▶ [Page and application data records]
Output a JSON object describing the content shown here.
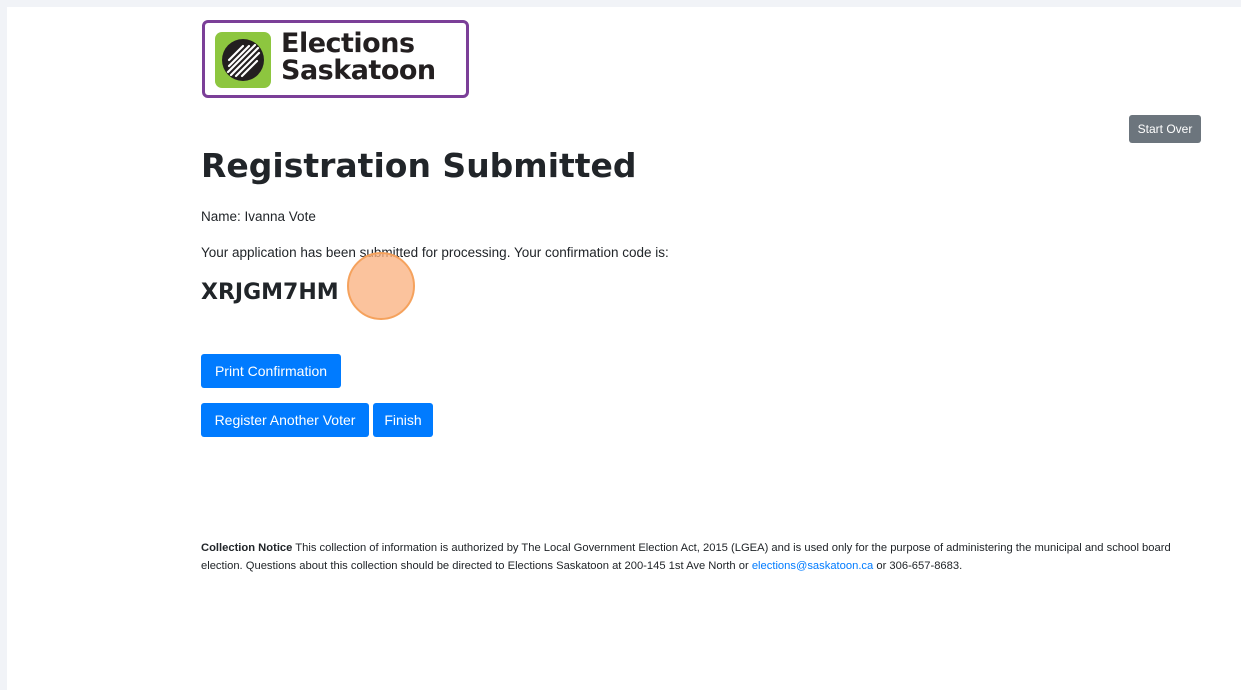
{
  "logo": {
    "line1": "Elections",
    "line2": "Saskatoon"
  },
  "header": {
    "start_over_label": "Start Over"
  },
  "main": {
    "title": "Registration Submitted",
    "name_line": "Name: Ivanna Vote",
    "message": "Your application has been submitted for processing. Your confirmation code is:",
    "confirmation_code": "XRJGM7HM"
  },
  "actions": {
    "print_label": "Print Confirmation",
    "register_another_label": "Register Another Voter",
    "finish_label": "Finish"
  },
  "notice": {
    "heading": "Collection Notice",
    "text_before_email": "This collection of information is authorized by The Local Government Election Act, 2015 (LGEA) and is used only for the purpose of administering the municipal and school board election. Questions about this collection should be directed to Elections Saskatoon at 200-145 1st Ave North or",
    "email": "elections@saskatoon.ca",
    "text_after_email": "or 306-657-8683."
  },
  "colors": {
    "primary": "#007bff",
    "secondary": "#6c757d",
    "logo_border": "#7b3f98",
    "logo_green": "#8dc63f",
    "cursor_highlight": "#f5a25d"
  }
}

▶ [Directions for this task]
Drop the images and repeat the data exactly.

▶ [Result for this task]
Output a JSON object describing the content shown here.
{
  "logo": {
    "line1": "Elections",
    "line2": "Saskatoon"
  },
  "header": {
    "start_over_label": "Start Over"
  },
  "main": {
    "title": "Registration Submitted",
    "name_line": "Name: Ivanna Vote",
    "message": "Your application has been submitted for processing. Your confirmation code is:",
    "confirmation_code": "XRJGM7HM"
  },
  "actions": {
    "print_label": "Print Confirmation",
    "register_another_label": "Register Another Voter",
    "finish_label": "Finish"
  },
  "notice": {
    "heading": "Collection Notice",
    "text_before_email": "This collection of information is authorized by The Local Government Election Act, 2015 (LGEA) and is used only for the purpose of administering the municipal and school board election. Questions about this collection should be directed to Elections Saskatoon at 200-145 1st Ave North or",
    "email": "elections@saskatoon.ca",
    "text_after_email": "or 306-657-8683."
  },
  "colors": {
    "primary": "#007bff",
    "secondary": "#6c757d",
    "logo_border": "#7b3f98",
    "logo_green": "#8dc63f",
    "cursor_highlight": "#f5a25d"
  }
}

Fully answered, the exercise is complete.